What is needed:
A faithful, complete copy of the records is required.

Exercise data:
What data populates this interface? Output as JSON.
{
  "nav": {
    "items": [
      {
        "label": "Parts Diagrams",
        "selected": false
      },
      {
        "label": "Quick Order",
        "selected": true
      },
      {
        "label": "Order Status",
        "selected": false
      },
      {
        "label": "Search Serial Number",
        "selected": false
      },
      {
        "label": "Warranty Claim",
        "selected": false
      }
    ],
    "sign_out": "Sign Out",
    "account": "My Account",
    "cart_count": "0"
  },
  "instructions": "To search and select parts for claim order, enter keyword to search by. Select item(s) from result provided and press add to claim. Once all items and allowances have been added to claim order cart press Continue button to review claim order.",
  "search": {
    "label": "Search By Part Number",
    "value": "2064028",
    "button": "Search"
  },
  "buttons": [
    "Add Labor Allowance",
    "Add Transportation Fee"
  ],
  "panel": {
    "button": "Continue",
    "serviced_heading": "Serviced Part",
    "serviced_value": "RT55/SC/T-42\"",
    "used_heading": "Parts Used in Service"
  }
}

Task answer:
What data populates this interface? Output as JSON.
{
  "nav": {
    "items": [
      {
        "label": "Parts Diagrams",
        "selected": false
      },
      {
        "label": "Quick Order",
        "selected": true
      },
      {
        "label": "Order Status",
        "selected": false
      },
      {
        "label": "Search Serial Number",
        "selected": false
      },
      {
        "label": "Warranty Claim",
        "selected": false
      }
    ],
    "sign_out": "Sign Out",
    "account": "My Account",
    "cart_count": "0"
  },
  "instructions": "To search and select parts for claim order, enter keyword to search by. Select item(s) from result provided and press add to claim. Once all items and allowances have been added to claim order cart press Continue button to review claim order.",
  "search": {
    "label": "Search By Part Number",
    "value": "2064028",
    "button": "Search"
  },
  "buttons": [
    "Add Labor Allowance",
    "Add Transportation Fee"
  ],
  "panel": {
    "button": "Continue",
    "serviced_heading": "Serviced Part",
    "serviced_value": "RT55/SC/T-42\"",
    "used_heading": "Parts Used in Service"
  }
}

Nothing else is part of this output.